This image was made at 05:54. Impossibly harsh shadows cast on the water from the construction cranes. These are more evident in the later images when the ambient light got brighter.
A stiffer than forecast 8 knot Nor westerly meant I had to use the 161 for stability. This image was made at ISO800 1.3s F13.
Not so long back I photographed the Globe on her maiden voyage berthed at Felixstowe. By the time she left 2 and a half days later she was no longer the largest container ship in the world. She had been superceded by the Oscar. Oscar made her maiden voyage to Felixstowe today arriving at 1100. Tugs danced and fussed around her and gave her a traditional fire jet welcome.
It was a grim day for lighting and I decided to try my luck from Shotley. There was no one there. I could see many people on the beach at Landguard through my lens. I was a tad disappointed in that she was quite light in the water and not carrying anything like her capacity. I will try again overnight but these vessels have had a huge impact on how the docks of Ipswich, Harwich and Felixstowe operate.

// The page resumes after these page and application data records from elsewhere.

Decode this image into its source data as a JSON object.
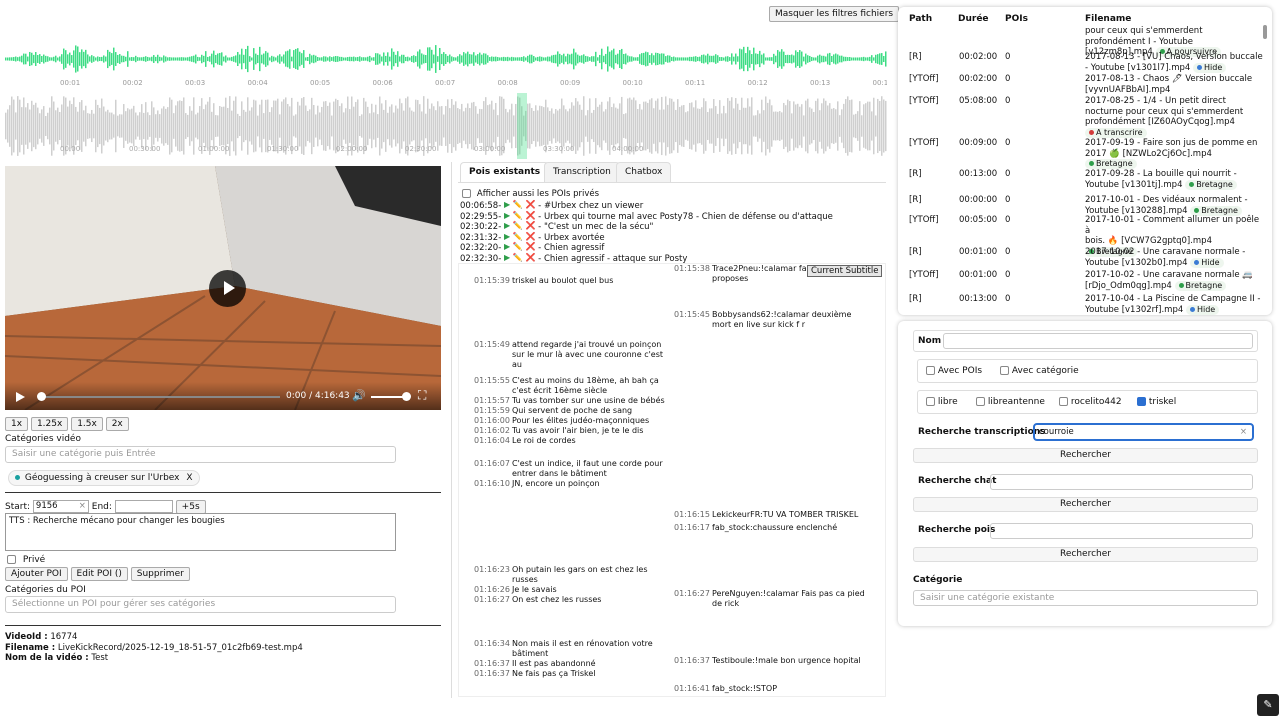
{
  "toolbar": {
    "hide_filters": "Masquer les filtres fichiers"
  },
  "waveform": {
    "top_ticks": [
      "00:01",
      "00:02",
      "00:03",
      "00:04",
      "00:05",
      "00:06",
      "00:07",
      "00:08",
      "00:09",
      "00:10",
      "00:11",
      "00:12",
      "00:13",
      "00:14"
    ],
    "bottom_ticks": [
      "00:00",
      "00:30:00",
      "01:00:00",
      "01:30:00",
      "02:00:00",
      "02:30:00",
      "03:00:00",
      "03:30:00",
      "04:00:00"
    ],
    "accent": "#3ddc84",
    "overview_color": "#cfcfcf"
  },
  "player": {
    "time": "0:00 / 4:16:43"
  },
  "speeds": [
    "1x",
    "1.25x",
    "1.5x",
    "2x"
  ],
  "video_categories": {
    "label": "Catégories vidéo",
    "placeholder": "Saisir une catégorie puis Entrée",
    "chip": "Géoguessing à creuser sur l'Urbex",
    "chip_remove": "X"
  },
  "poi_form": {
    "start_label": "Start:",
    "start_value": "9156",
    "clear": "×",
    "end_label": "End:",
    "end_value": "",
    "plus5": "+5s",
    "text": "TTS : Recherche mécano pour changer les bougies",
    "private": "Privé",
    "add": "Ajouter POI",
    "edit": "Edit POI ()",
    "delete": "Supprimer",
    "cat_label": "Catégories du POI",
    "cat_placeholder": "Sélectionne un POI pour gérer ses catégories"
  },
  "meta": {
    "id_label": "VideoId :",
    "id": "16774",
    "file_label": "Filename :",
    "file": "LiveKickRecord/2025-12-19_18-51-57_01c2fb69-test.mp4",
    "name_label": "Nom de la vidéo :",
    "name": "Test"
  },
  "tabs": [
    "Pois existants",
    "Transcription",
    "Chatbox"
  ],
  "pois": {
    "private_toggle": "Afficher aussi les POIs privés",
    "items": [
      {
        "time": "00:06:58",
        "text": "#Urbex chez un viewer"
      },
      {
        "time": "02:29:55",
        "text": "Urbex qui tourne mal avec Posty78 - Chien de défense ou d'attaque"
      },
      {
        "time": "02:30:22",
        "text": "\"C'est un mec de la sécu\""
      },
      {
        "time": "02:31:32",
        "text": "Urbex avortée"
      },
      {
        "time": "02:32:20",
        "text": "Chien agressif"
      },
      {
        "time": "02:32:30",
        "text": "Chien agressif - attaque sur Posty"
      }
    ]
  },
  "current_subtitle": "Current Subtitle",
  "transcript": [
    {
      "t": "01:15:39",
      "x": "triskel au boulot quel bus"
    },
    {
      "t": "01:15:49",
      "x": "attend regarde j'ai trouvé un poinçon"
    },
    {
      "t": "",
      "x": "sur le mur là avec une couronne c'est"
    },
    {
      "t": "",
      "x": "au"
    },
    {
      "t": "01:15:55",
      "x": "C'est au moins du 18ème, ah bah ça"
    },
    {
      "t": "",
      "x": "c'est écrit 16ème siècle"
    },
    {
      "t": "01:15:57",
      "x": "Tu vas tomber sur une usine de bébés"
    },
    {
      "t": "01:15:59",
      "x": "Qui servent de poche de sang"
    },
    {
      "t": "01:16:00",
      "x": "Pour les élites judéo-maçonniques"
    },
    {
      "t": "01:16:02",
      "x": "Tu vas avoir l'air bien, je te le dis"
    },
    {
      "t": "01:16:04",
      "x": "Le roi de cordes"
    },
    {
      "t": "01:16:07",
      "x": "C'est un indice, il faut une corde pour"
    },
    {
      "t": "",
      "x": "entrer dans le bâtiment"
    },
    {
      "t": "01:16:10",
      "x": "JN, encore un poinçon"
    },
    {
      "t": "01:16:23",
      "x": "Oh putain les gars on est chez les"
    },
    {
      "t": "",
      "x": "russes"
    },
    {
      "t": "01:16:26",
      "x": "Je le savais"
    },
    {
      "t": "01:16:27",
      "x": "On est chez les russes"
    },
    {
      "t": "01:16:34",
      "x": "Non mais il est en rénovation votre"
    },
    {
      "t": "",
      "x": "bâtiment"
    },
    {
      "t": "01:16:37",
      "x": "Il est pas abandonné"
    },
    {
      "t": "01:16:37",
      "x": "Ne fais pas ça Triskel"
    }
  ],
  "chat": [
    {
      "t": "01:15:38",
      "x": "Trace2Pneu:!calamar fais"
    },
    {
      "t": "",
      "x": "proposes"
    },
    {
      "t": "01:15:45",
      "x": "Bobbysands62:!calamar deuxième"
    },
    {
      "t": "",
      "x": "mort en live sur kick f r"
    },
    {
      "t": "01:16:15",
      "x": "LekickeurFR:TU VA TOMBER TRISKEL"
    },
    {
      "t": "01:16:17",
      "x": "fab_stock:chaussure enclenché"
    },
    {
      "t": "01:16:27",
      "x": "PereNguyen:!calamar Fais pas ca pied"
    },
    {
      "t": "",
      "x": "de rick"
    },
    {
      "t": "01:16:37",
      "x": "Testiboule:!male bon urgence hopital"
    },
    {
      "t": "01:16:41",
      "x": "fab_stock:!STOP"
    }
  ],
  "files": {
    "headers": [
      "Path",
      "Durée",
      "POIs",
      "Filename"
    ],
    "rows": [
      {
        "path": "",
        "dur": "",
        "pois": "",
        "name": [
          "pour ceux qui s'emmerdent",
          "profondément I - Youtube",
          "[v12zm8p].mp4"
        ],
        "tag": "A poursuivre",
        "tagcolor": "#2e9e4a"
      },
      {
        "path": "[R]",
        "dur": "00:02:00",
        "pois": "0",
        "name": [
          "2017-08-13 - [VU] Chaos, Version buccale",
          "- Youtube [v1301l7].mp4"
        ],
        "tag": "Hide",
        "tagcolor": "#3b7bd4"
      },
      {
        "path": "[YTOff]",
        "dur": "00:02:00",
        "pois": "0",
        "name": [
          "2017-08-13 - Chaos 🖊 Version buccale",
          "[vyvnUAFBbAI].mp4"
        ],
        "tag": "",
        "tagcolor": ""
      },
      {
        "path": "[YTOff]",
        "dur": "05:08:00",
        "pois": "0",
        "name": [
          "2017-08-25 - 1/4 - Un petit direct",
          "nocturne pour ceux qui s'emmerdent",
          "profondément [IZ60AOyCqog].mp4"
        ],
        "tag": "A transcrire",
        "tagcolor": "#d23a3a"
      },
      {
        "path": "[YTOff]",
        "dur": "00:09:00",
        "pois": "0",
        "name": [
          "2017-09-19 - Faire son jus de pomme en",
          "2017 🍏 [NZWLo2Cj6Oc].mp4"
        ],
        "tag": "Bretagne",
        "tagcolor": "#2e9e4a"
      },
      {
        "path": "[R]",
        "dur": "00:13:00",
        "pois": "0",
        "name": [
          "2017-09-28 - La bouille qui nourrit -",
          "Youtube [v1301tj].mp4"
        ],
        "tag": "Bretagne",
        "tagcolor": "#2e9e4a"
      },
      {
        "path": "[R]",
        "dur": "00:00:00",
        "pois": "0",
        "name": [
          "2017-10-01 - Des vidéaux normalent -",
          "Youtube [v130288].mp4"
        ],
        "tag": "Bretagne",
        "tagcolor": "#2e9e4a"
      },
      {
        "path": "[YTOff]",
        "dur": "00:05:00",
        "pois": "0",
        "name": [
          "2017-10-01 - Comment allumer un poêle à",
          "bois. 🔥 [VCW7G2gptq0].mp4"
        ],
        "tag": "Bretagne",
        "tagcolor": "#2e9e4a"
      },
      {
        "path": "[R]",
        "dur": "00:01:00",
        "pois": "0",
        "name": [
          "2017-10-02 - Une caravane normale -",
          "Youtube [v1302b0].mp4"
        ],
        "tag": "Hide",
        "tagcolor": "#3b7bd4"
      },
      {
        "path": "[YTOff]",
        "dur": "00:01:00",
        "pois": "0",
        "name": [
          "2017-10-02 - Une caravane normale 🚐",
          "[rDjo_Odm0qg].mp4"
        ],
        "tag": "Bretagne",
        "tagcolor": "#2e9e4a"
      },
      {
        "path": "[R]",
        "dur": "00:13:00",
        "pois": "0",
        "name": [
          "2017-10-04 - La Piscine de Campagne II -",
          "Youtube [v1302rf].mp4"
        ],
        "tag": "Hide",
        "tagcolor": "#3b7bd4"
      }
    ]
  },
  "filters": {
    "name_label": "Nom",
    "avec_pois": "Avec POIs",
    "avec_cat": "Avec catégorie",
    "sources": [
      {
        "label": "libre",
        "on": false
      },
      {
        "label": "libreantenne",
        "on": false
      },
      {
        "label": "rocelito442",
        "on": false
      },
      {
        "label": "triskel",
        "on": true
      }
    ],
    "transcript_label": "Recherche transcriptions",
    "transcript_value": "courroie",
    "search": "Rechercher",
    "chat_label": "Recherche chat",
    "pois_label": "Recherche pois",
    "cat_label": "Catégorie",
    "cat_placeholder": "Saisir une catégorie existante"
  }
}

A maiden entry to the port brings out the fire jets
The light was better the closer I was to Walton terminal. Landguard is several cables away.
Arriving at Felixstowe from Rotterdam
Another set from my Shotley Book – this time the ins and outs of the Navy school, now either locked or fenced off…
Parts of the school perimeter are now overgrown and short sections of recent fencing hide who knows what – there is evidence of steps that were used by Boy Sailors to make their way to the waterside…
The old jetty still remains, the site of embarkation for some who were not to return.
A while ago I started putting together the beginnings of a book about the Shotley peninsula centred on the old Royal Naval training school ‘HMS Ganges’. The project has grown like topsy and I have decided at the moment to group the images into separate categories.
This first one in our blog relates to the boundaries of the old school – designed to keep 15 year old boys along the straight and narrow. There are two streams of thought – those who enjoyed being there and those who did not, there is a lot on-line about this contentious subject so I’m not going there just think that the images speak for themselves.
It’s very overgrown now and awaiting re-development, although the site has just changed hands again, the spectre (in developers eyes) of affordable housing has raised it’s head once again…
In places there is the natural boundary of the river Orwell
An old Martello tower, the remains of a long past war has been pressed into use as a water tower; now rusting away
The current owners of the site, not wanting to spend unnecessarily use whatever they can to keep people out these days, not young boy sailors in…
In some places the old wrought iron fence can still be clearly seen
In others an old garage door has been used
or an old pallet
I wonder how many ghosts wander the corridors of the old building at night…
Most of you know that I’ve been busy lately, and apologies for no posts. I was sat having a sandwich at lunchtime yesterday the 3rd when I was surprised by an unusual visitor outside – sorry for the quality, it’s from my phone, against the light and through double-glazing….